Last week, chants of “send her back!” at President Donald Trump’s rally in North Carolina sent bipartisan chills through the spines of elected officials and voters alike.
The remarks directed at freshman Rep. Ilhan Omar, D-Minn., the first member of Congress to wear a hijab, are the latest blemish in the United States’ long, painful struggle over diversity.
For decades, the census has failed to lead the way. Our country’s racial divide is on display every 10 years. Long before Trump, we lacked civility on paper.
The United States Census Bureau maintains an online repository of every index of questions. Since the first census in 1790, the tone of how we count and characterize people of different descents is a legacy more loathsome than the president’s recent rhetoric.

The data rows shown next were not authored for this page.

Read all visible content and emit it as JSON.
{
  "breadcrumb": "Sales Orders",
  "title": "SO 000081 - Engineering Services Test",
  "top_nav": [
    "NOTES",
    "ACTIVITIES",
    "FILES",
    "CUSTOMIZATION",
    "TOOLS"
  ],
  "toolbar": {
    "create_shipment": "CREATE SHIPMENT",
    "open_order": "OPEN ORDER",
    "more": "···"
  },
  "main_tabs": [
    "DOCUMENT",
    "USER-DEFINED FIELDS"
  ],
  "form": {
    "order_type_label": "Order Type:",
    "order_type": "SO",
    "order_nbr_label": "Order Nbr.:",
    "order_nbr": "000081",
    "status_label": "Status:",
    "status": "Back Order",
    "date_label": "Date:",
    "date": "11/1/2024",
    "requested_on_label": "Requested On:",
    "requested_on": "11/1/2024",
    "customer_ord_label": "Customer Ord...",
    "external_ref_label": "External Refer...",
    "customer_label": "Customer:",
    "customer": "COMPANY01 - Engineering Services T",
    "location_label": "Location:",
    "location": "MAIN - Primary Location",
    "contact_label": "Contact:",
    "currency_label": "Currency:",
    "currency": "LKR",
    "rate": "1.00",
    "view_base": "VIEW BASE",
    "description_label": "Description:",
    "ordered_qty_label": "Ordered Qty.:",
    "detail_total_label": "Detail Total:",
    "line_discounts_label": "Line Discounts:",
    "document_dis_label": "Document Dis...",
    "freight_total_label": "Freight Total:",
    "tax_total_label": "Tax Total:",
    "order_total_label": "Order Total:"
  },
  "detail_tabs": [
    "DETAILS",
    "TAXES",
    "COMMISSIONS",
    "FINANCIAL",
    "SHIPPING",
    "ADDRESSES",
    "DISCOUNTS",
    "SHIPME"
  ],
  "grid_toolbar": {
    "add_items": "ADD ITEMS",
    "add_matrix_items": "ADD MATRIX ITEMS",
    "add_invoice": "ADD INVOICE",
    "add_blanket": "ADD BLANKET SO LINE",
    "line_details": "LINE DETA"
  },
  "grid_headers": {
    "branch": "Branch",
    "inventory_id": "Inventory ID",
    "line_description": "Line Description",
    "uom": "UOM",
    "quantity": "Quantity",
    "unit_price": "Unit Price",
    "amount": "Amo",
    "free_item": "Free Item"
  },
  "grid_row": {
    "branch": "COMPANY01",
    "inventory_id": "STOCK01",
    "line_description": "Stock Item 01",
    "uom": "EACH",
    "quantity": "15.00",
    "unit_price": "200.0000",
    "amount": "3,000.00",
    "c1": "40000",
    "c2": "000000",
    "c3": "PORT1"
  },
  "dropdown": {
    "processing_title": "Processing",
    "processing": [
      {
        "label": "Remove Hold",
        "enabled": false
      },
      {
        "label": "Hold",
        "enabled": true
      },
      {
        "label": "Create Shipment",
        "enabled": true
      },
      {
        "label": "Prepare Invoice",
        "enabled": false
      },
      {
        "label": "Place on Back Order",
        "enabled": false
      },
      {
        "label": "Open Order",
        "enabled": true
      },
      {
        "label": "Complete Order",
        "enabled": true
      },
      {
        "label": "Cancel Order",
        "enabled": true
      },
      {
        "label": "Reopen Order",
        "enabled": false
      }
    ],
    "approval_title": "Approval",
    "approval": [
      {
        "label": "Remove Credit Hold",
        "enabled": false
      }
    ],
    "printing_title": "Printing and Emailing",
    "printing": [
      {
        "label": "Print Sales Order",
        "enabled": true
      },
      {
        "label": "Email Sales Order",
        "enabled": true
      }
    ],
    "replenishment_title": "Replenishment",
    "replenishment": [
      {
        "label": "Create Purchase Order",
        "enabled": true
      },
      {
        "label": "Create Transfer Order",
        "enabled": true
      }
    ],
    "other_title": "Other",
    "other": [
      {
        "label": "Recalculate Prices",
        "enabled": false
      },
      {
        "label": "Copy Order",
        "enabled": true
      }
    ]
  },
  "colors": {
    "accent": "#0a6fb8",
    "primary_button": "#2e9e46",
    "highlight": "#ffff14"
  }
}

The process is akin to a game of demographic chess. Flash back to:
1790, when “free White males” and “free White females” were recorded separately from “other free persons” and “slaves”;
Or 1850, when the term “color” first appeared on the census. Whites were able to leave it blank, while blacks wrote in “B” or mulattos wrote in “M”;
Or 1870, when “C” for Chinese was added as a blanket term for all east Asian countries;
Or 1890, when “color” was changed to “race” and “quadroon” or “octoroon” — two slavery-era terms — were used to describe people of one-quarter or one-eighth African heritage;
Or 1900, when “race” was changed to “color or race”;
Or 1950, when “color or race” was changed back to “race”;
Or 1960, when “race” was adjusted back to “race or color”;
Or 2010, when “Black, African Am., or Negro” was still a choice. Late 1990s research by the Census Bureau suggested some older Americans self-identified as “Negro.” But after an outcry, the agency ceased using the term in 2013.
The census is more than an indicator of where we come from, or how we look. It’s the form determining the number of districts and depth of boundaries for political representation in our communities.
President Trump is well aware. In the White House Rose Garden earlier this month, he explained one argument for sharing citizenship data, saying: “Some states may want to draw state and local legislative districts based upon the voter-eligible population.”
Alas, over the course of history, politics shaped changes in how we record race or citizenship on the census (and treat people). Rewind to:
1820, when a new question asked for the “Number of foreigners not naturalized.” A recent New York Times piece dissected the force behind the change: tensions with the British after the War of 1812.
Or 1870, when the final question asked: “Is the person a male citizen of the United States of 21 years or upwards whose right to vote is denied or abridged on grounds other than ‘rebellion or other crime?’” The passage of the 15th Amendment countered the new objective, but Southern states persisted with poll taxes, literacy tests and other measures to suppress the black vote.
Or 2016, when Congress and the Obama administration unanimously passed a resolution to amend the federal definition of “minorities.” In the 1970s, two bills established the term as “a Negro, Puerto Rican, American Indian, Eskimo, Oriental, or Aleut” or “a Spanish speaking individual of Spanish descent.” The new provision instead said “Asian American, Native Hawaiian, a Pacific Islander, African American, Hispanic, Puerto Rican, Native American, or an Alaska Native.” For years, derogatory terms sat untouched and the census was complicit.
Beyond the new resolution or Trump’s election to the White House, something else happened right around the 2016 election. Two demographic trends emerged that our nation never saw before.
First, the white population in the U.S. fell for the first time. From 2015 to 2016, census figures showed a loss of 9,475 people. The following year, the U.S. recorded a loss of 31,516 whites.
Second, children younger than age 10 reached a diversity milestone. A Brookings Metropolitan Policy Program analysis of census data showed all age brackets from 0 to 9 were majority-minority for the first time. They’ll have greater immunity to our 400-year war over “black” and “white.”
Our grisly history of demeaning people on the census must end. The bureau’s mission is to be “the nation’s leading provider of quality data about its people and economy,” not one race. The framing of the questions we fill out should capture and champion a modern, diverse America.
— Chris Gentilviso